Currently, I’m But perhaps I’ll join my friends at or set up my own in the future? In both cases, I'll need to change the suffix of my handle. Yet, I publish my handle on many sites and don't want to forget any updates when migrating. Hence, I require that the handle must be immutable.

I mentioned above that Mastodon nodes belong to a network named Fediverse. Fediverse nodes may be connected through several different protocols. Mastodon nodes uses ActivityPub. Underneath, ActivityPub relies on WebFinger to find the correct location of a handle.


Mastodon needs to translate to The translation must happen on any Mastodon instance, regardless of its domain. The process is based on the WebFinger specification, aka RFC 7033:

WebFinger as described in RFC 7033 is a spec that defines a method for resolving links to a resource, given only a URI on a particular server. This allows anyone to look up where a resource is located without having to know its exact location beforehand; for example, by email or phone number. This lookup is directed at the endpoint /.well-known/webfinger, and a resource query parameter is passed along with the lookup. The resource URI used with Mastodon is the acct: URI as described in RFC 7565, with the username of a profile that is hosted on a particular domain.

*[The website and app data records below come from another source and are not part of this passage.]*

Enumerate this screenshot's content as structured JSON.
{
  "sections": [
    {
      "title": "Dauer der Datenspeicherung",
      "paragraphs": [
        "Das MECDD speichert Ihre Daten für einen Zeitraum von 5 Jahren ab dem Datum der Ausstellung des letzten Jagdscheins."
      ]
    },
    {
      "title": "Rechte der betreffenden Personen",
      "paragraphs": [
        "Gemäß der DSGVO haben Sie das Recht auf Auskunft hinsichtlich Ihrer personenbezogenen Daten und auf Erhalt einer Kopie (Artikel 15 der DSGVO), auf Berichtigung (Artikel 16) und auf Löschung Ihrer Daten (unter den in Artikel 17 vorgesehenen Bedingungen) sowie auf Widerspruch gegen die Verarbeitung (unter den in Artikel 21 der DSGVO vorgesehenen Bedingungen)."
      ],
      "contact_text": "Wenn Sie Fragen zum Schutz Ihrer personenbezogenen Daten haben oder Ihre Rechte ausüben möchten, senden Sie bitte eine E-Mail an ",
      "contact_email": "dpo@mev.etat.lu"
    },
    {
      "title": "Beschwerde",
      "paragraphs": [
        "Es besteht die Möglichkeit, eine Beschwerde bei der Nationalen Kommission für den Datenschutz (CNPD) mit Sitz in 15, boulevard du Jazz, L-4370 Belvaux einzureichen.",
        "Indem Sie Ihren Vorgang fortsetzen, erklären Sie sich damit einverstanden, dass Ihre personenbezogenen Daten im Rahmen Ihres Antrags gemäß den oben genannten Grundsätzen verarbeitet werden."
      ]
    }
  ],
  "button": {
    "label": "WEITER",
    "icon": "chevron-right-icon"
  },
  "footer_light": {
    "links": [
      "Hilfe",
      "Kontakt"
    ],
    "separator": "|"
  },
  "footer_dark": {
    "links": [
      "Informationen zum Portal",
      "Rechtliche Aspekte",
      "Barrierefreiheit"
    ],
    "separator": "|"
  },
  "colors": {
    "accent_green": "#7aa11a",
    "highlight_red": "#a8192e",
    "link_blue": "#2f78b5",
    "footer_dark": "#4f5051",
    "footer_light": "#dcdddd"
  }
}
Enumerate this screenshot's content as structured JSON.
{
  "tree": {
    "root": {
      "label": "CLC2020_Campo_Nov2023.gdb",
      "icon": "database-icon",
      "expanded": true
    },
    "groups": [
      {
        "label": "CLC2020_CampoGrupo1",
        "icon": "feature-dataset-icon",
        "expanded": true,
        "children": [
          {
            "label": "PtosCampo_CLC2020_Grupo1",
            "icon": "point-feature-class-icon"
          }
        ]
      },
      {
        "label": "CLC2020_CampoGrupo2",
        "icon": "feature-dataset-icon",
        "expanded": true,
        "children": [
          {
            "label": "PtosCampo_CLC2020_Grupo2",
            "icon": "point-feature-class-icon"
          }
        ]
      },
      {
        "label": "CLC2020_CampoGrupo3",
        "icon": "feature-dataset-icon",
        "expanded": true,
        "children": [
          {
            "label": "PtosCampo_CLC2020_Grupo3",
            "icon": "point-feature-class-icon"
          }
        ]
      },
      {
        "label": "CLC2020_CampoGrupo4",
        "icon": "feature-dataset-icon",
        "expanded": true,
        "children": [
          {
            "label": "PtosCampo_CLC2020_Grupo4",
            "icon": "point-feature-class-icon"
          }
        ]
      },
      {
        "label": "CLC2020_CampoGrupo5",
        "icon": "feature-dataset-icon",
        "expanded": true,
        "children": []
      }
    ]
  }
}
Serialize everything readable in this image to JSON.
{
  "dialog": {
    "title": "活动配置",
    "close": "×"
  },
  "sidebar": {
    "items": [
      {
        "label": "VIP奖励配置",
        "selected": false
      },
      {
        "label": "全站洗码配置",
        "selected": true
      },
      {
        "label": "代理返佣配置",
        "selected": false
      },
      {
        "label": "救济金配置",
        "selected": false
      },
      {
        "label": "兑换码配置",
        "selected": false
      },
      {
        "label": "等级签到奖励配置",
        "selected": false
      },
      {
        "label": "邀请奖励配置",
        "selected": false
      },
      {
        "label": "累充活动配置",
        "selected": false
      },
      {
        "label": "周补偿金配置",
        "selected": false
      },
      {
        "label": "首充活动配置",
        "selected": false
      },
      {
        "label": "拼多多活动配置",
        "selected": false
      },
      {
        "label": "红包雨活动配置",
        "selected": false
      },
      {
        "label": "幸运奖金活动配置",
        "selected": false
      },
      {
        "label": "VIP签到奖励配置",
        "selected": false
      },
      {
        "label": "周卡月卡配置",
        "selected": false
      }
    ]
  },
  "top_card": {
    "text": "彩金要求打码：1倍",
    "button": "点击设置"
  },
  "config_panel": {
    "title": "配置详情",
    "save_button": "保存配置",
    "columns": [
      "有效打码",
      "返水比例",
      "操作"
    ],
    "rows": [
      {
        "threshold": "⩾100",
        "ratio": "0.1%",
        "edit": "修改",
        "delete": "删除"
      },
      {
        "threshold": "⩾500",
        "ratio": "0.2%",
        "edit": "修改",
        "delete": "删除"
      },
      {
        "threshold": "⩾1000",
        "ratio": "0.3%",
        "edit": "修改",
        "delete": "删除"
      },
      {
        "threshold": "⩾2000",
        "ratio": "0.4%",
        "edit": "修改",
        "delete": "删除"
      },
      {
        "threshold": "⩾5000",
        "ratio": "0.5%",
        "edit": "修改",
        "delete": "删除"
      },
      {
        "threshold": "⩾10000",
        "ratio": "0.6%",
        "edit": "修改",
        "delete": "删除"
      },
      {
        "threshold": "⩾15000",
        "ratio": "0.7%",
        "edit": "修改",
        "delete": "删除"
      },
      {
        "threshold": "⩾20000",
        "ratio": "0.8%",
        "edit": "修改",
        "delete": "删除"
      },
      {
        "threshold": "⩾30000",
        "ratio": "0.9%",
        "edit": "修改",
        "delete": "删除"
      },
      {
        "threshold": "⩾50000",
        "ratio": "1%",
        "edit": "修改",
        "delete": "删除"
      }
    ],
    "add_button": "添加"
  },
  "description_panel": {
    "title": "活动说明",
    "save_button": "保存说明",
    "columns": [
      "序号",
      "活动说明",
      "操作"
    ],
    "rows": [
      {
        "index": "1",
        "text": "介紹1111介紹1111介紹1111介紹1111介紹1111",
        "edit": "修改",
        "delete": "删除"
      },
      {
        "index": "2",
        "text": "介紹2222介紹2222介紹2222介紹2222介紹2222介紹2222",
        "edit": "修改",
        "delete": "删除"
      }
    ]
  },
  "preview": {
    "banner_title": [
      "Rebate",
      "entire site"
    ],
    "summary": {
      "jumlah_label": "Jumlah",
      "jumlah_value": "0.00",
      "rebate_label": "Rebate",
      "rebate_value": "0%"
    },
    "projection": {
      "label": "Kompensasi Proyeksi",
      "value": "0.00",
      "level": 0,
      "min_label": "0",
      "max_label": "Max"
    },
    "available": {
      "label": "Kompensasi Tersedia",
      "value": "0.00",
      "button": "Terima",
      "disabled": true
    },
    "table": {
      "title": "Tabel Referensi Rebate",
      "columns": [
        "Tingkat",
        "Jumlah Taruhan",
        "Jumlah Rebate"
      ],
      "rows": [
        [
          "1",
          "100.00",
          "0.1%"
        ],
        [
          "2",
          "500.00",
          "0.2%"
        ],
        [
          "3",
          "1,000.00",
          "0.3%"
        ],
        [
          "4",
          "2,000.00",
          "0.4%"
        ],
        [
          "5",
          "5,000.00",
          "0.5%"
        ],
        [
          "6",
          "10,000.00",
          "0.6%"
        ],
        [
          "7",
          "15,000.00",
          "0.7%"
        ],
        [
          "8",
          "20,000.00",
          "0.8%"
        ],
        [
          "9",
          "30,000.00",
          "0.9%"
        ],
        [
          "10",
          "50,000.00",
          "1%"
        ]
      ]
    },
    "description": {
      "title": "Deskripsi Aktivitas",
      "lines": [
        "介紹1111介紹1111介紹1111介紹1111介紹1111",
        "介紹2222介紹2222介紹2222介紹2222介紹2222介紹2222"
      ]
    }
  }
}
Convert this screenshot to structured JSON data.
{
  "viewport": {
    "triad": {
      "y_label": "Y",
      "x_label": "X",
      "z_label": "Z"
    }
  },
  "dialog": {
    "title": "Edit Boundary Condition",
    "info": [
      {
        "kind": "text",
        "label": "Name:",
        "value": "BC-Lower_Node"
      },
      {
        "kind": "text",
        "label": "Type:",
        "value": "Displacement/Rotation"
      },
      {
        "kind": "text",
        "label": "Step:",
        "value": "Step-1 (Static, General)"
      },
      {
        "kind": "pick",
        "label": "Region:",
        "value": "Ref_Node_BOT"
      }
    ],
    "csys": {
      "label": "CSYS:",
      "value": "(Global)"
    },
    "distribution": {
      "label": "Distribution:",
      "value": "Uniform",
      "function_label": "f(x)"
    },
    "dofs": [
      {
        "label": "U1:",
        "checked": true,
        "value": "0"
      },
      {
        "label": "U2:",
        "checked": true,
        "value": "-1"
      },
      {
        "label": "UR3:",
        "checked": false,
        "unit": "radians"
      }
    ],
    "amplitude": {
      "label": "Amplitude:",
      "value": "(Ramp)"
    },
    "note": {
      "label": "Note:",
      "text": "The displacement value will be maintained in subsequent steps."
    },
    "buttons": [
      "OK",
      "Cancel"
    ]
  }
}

What is WebFinger, and why is it used?

According to the above, when searching for my profile, the query is the following: You can check by going to a Mastodon instance you’re logged in, searching for my handle, and watching the traffic via your preferred browser’s developer tools.

The response is the following:

"", #1
"" #1
"rel":"", #2
  1. URL to the profile
  2. rel for Mastodon

The immutable Mastodon handle

It should work if I return the same response to the same query on a custom domain. That’s what I did: Because it’s a static page and I’m the only account, we don’t need the query parameter:

Given this, I can search on with (or any handle, and it returns the expected results:

I checked on other instances, e.g.,, but it doesn’t work. The reason is simple. When searching on the instance you’re logged in, the XHR is; when not, it’s Conclusion: you can only query handles on the same instance when you’re not authenticated.

The documentation confirms that if resolve is false, then the query doesn't try to use WebFinger:


Boolean. Attempt WebFinger lookup? Defaults to false.

Perform a search


The theory behind Mastodon and WebFinger is fascinating. I’ve managed to configure my immutable mastodon handle That's the handle I can communicate to potential followers: if I move to another server, I'll update the webfinger with my new coordinates.

The trick works because I’m the only Mastodon user on my domain. If you have several, you’ll need to go beyond a static page to return a different ID depending on the acct: parameter; the rest stays the same.

To go further:

Originally published at A Java Geek on December 18th, 2022



Nicolas Fränkel

Dev Advocate for Apache APISIX. Former developer and architect. Still teaching, learning and blogging.